Jesus also taught that believing in Him and following Him means obeying Him: “Whoever has my commandments and keeps them, he it is who loves me” (John 14:21). The Spirit thus does more than teach us to understand God’s Word; He also helps us to obey it. We may have the most erudite teaching, the boldest proclamation, and the soundest theology, but we will amount to nothing for God unless He moves us, stirs us, and equips us, for “anyone who does not have the Spirit of God does not belong to him” (Rom. 8:9). In the weakness of our flesh, the Spirit helps us, conforming us to the image of Christ (Rom. 8:26, 29).
Finally, the person and work of the Spirit cannot be separated from the person and work of Christ. Because the ministry of the Holy Spirit is unified with the work of the Father and the Son, the Spirit always exalts them both. The redemption He establishes is the same redemption that the Son purchased by His blood: “By sending his own Son …, [God] condemned sin in the flesh, in order that the righteous requirement of the law might be fulfilled in us, who walk … according to the Spirit” (Rom. 8:3–4). And because “no one speaking in the Spirit of God ever says ‘Jesus is accursed!’ and no one can say ‘Jesus is Lord’ except in the Holy Spirit” (1 Cor. 12:3), we know that where Christ is loved, obeyed, preached, and exalted, the Spirit is at work.
The Spirit’s work is essential to our continued growth in Christlikeness and to our usefulness to God in ministry for His kingdom. We can do nothing for God until God Himself dwells within us and leads us. As we grow in our understanding of the Spirit, let’s pray that the Holy Spirit will fill us, move us, stir us, and equip us for the work God has called us to do.

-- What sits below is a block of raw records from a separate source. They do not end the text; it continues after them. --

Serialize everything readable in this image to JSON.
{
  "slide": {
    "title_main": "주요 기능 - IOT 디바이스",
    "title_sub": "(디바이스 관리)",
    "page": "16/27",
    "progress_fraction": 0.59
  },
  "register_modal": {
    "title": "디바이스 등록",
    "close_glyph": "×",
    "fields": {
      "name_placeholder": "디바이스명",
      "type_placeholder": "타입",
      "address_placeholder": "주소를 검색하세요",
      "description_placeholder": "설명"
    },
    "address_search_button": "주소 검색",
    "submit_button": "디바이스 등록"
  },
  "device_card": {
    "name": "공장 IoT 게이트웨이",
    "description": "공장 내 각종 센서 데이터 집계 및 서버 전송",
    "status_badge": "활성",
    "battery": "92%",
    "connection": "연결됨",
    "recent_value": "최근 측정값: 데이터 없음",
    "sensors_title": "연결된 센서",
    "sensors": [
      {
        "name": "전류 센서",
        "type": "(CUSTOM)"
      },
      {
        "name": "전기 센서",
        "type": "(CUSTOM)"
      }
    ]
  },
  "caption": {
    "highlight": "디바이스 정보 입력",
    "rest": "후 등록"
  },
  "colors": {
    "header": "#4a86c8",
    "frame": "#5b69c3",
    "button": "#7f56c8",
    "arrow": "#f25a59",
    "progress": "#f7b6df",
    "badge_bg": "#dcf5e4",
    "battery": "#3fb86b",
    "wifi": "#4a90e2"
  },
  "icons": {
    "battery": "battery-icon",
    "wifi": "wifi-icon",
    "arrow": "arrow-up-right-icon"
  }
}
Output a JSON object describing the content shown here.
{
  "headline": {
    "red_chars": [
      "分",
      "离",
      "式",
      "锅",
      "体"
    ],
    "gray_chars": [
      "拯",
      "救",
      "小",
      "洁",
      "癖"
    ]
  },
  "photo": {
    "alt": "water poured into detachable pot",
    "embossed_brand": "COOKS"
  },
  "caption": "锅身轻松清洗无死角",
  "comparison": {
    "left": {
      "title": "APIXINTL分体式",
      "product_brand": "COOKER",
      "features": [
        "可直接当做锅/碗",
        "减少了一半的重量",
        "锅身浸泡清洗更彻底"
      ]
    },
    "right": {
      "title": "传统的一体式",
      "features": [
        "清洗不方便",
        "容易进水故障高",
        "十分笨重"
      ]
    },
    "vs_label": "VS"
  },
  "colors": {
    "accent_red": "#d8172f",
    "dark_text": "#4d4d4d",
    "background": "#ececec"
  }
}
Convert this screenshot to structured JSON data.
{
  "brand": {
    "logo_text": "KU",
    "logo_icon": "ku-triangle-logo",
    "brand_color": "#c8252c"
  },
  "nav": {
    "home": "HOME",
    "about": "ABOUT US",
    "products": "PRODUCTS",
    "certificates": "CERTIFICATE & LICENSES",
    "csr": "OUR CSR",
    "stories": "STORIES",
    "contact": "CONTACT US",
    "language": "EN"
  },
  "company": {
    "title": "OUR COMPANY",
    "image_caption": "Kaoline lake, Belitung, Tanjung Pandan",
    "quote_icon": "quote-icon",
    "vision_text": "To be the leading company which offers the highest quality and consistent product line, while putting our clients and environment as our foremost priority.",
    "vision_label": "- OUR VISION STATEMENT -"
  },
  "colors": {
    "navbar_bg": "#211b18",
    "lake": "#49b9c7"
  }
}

This article was adapted from the sermon “The Holy Spirit” by Alistair Begg.